In the first chapter of his little book Edith Stein: A Philosophical Prologue 1913-1922 (2006), Alasdair MacIntyre asks, “What would it have been in that period of German history in which Heidegger grew up, served his philosophical apprenticeship, and became the most influential of twentieth century German philosophers to have lived quite otherwise as a philosopher, to have consistently taken seriously both the implications for one’s life outside philosophy of one’s philosophical enquiries and the implications for one’s philosophy of one’s other activities?”
In this seminar we will explore the implications of philosophical inquiry for the everyday practices of philosophers as well as the implications of our everyday concerns for our philosophical practices, with particular attention to the relevance of our political circumstances for this exploration. We will do so with particular attention to the diverse examples offered by the early careers of three philosophers living through what Husserl called the ‘crisis’ of European thought and culture in the 1920s and 30s: Edith Stein, Martin Heidegger, and Herman Dooyeweerd. Both in our seminar conversations and in our written papers for this seminar we will consider what we may learn for our own practices from comparing these examples.... [more info here]
Transformative Teaching: The Role of a Christian Educator*
(ICSD 260006 W24)
Blended Online Synchronous / Asynchronous Format
with Edith van der Boom
This is a course for instructional leaders as they consider their roles as Christian educators called to be transformers of society and culture by seeking justice for those who are marginalized and disenfranchised. In this course we will consider constructivism (a dominant educational theory in the twenty-first century that informs student-centred pedagogies such as Project Based Learning) through the lens of Scripture and investigate the assumptions that it makes. We will explore our calling as Christian educators to transform culture in our schools, local community, and the world.
This course seeks to help Christian educators find clarity in answers to the following questions:
Context: Who am I called to be as a Christian educator in my particular place and time?
Constructivism: How does constructivism inform my practice?
Culture: What role does education play in creating culture? [more info here]
* Approved for Area 2 of the CSTC.
What Were the Women Up To? Elizabeth Anscombe, Philippa Foot, Mary Midgley, and Iris Murdoch
(ICS 253401 W24)
Thursdays, 10:00am - 1:00pm ET
with Michael Buttrey

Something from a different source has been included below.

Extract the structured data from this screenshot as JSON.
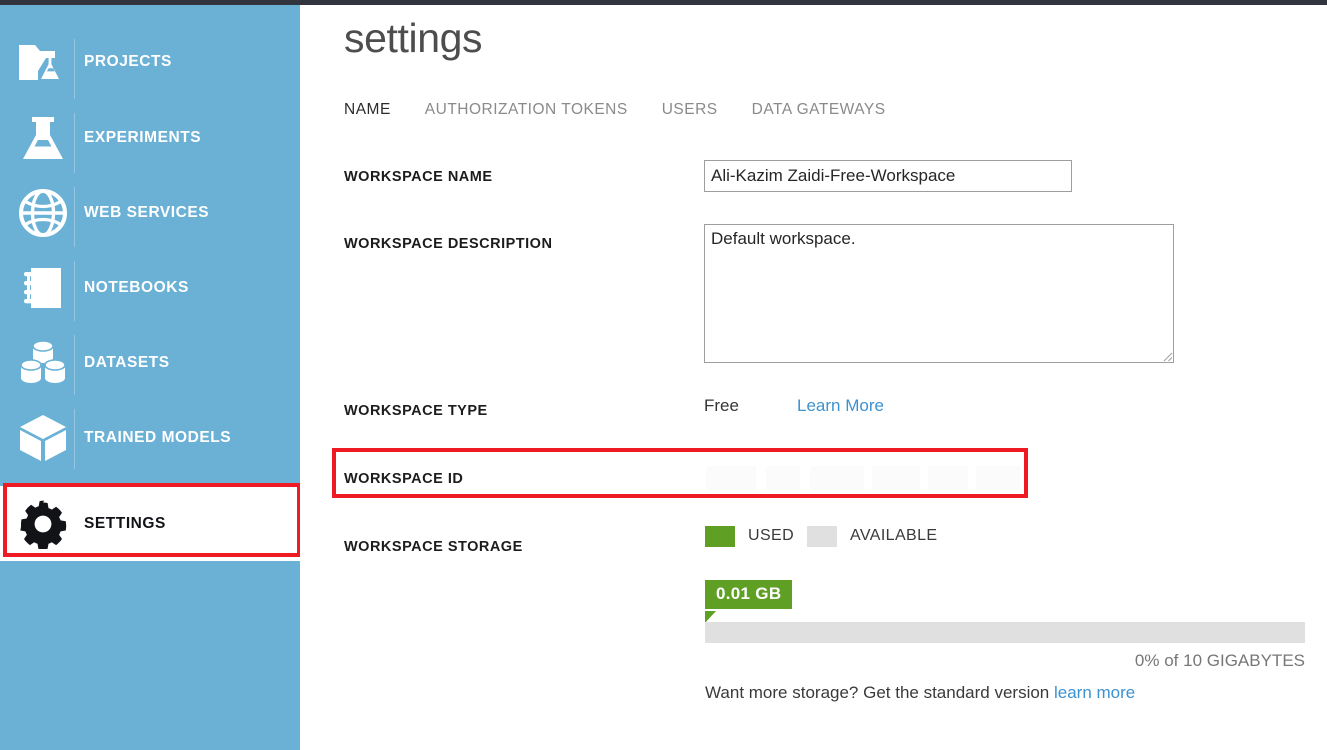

In the middle of the 20th century, four women at the University of Oxford began careers that would revolutionize the fields of ethics and analytic philosophy. Elizabeth Anscombe, Wittgenstein’s student and translator, integrated ordinary language philosophy with Aristotelian practical reasoning. Philippa Foot defended the objectivity of morality, invented the Trolley problem, and articulated a modern account of ethical naturalism. Mary Midgley challenged reductionism and sociobiology while developing a fulsome account of our relationship to non-human animals. Iris Murdoch, through story as much as treatise, brought analytic philosophy into conversation with Continental philosophy, Eastern philosophy, and Platonic moral realism. This seminar examines the philosophy and legacy of these four women, friends, pioneers, and philosophers.... [more info here]